Stone tool found below the Last Glacial Maximum layer.Ciprian Ardelean

These findings also contradict the land bridge theory. Rather than making a straightforward journey from Asia to North America and populating the southern half of the continent as the Clovis people were thought to have done, the first humans may have entered the Americas by traveling down the Pacific Coast. “These are paradigm-shifting results that shape our understanding of the initial dispersal of modern humans into Americas,” Becerra-Valdivia says. “They suggest exciting and interesting possibilities for what likely was a complex and dynamic process.”

The second, related study in Nature, ”Evidence of Human Occupation in Mexico Around the Last Glacial Maximum,” supports this new narrative. In it, researchers from institutes in Mexico, the UK, and other countries share artifacts and environmental DNA uncovered from Chiquihuite Cave—a high-altitude cave in Zacatecas, central Mexico. The tools, plant remains, and environmental DNA collected there paint of picture of human life dating back 13,000 to 30,000 years ago. The evidence shows that the site was more than just a stopping point, and the people living there had adapted to the high altitudes and harsh mountain landscape.
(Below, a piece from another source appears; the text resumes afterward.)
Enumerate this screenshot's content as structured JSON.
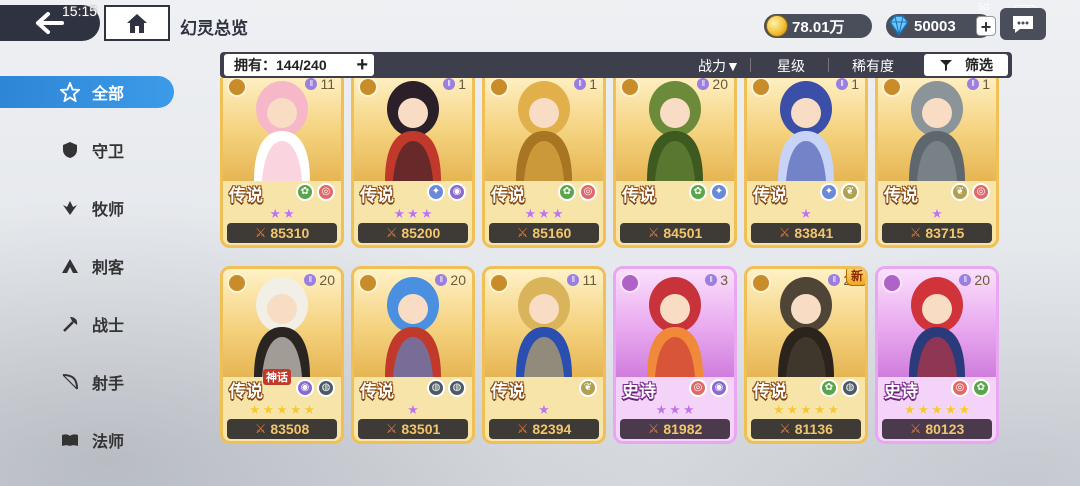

The two studies not only offer insight on when the first North Americans arrived on the continent, but who they were and how they lived. The Americas would have looked a lot different to humans during the Last Glacial Maximum than they did to the Clovis people millennia later. The fact that the first North Americans left behind far fewer artifacts than the Clovis people shows that their populations stayed relatively small. “Humans at Chiquihuite Cave would have faced the harshness of the Last Glacial Maximum, the peak of the last Ice Age, which would have kept their population at a low density,” Becerra-Valdivia says. “Clovis peoples, in contrast, thrived well after the last Ice Age, expanding widely through the continent during a period of globally warmer temperatures. Their life ways and subsistence patterns, therefore, would have been very different.”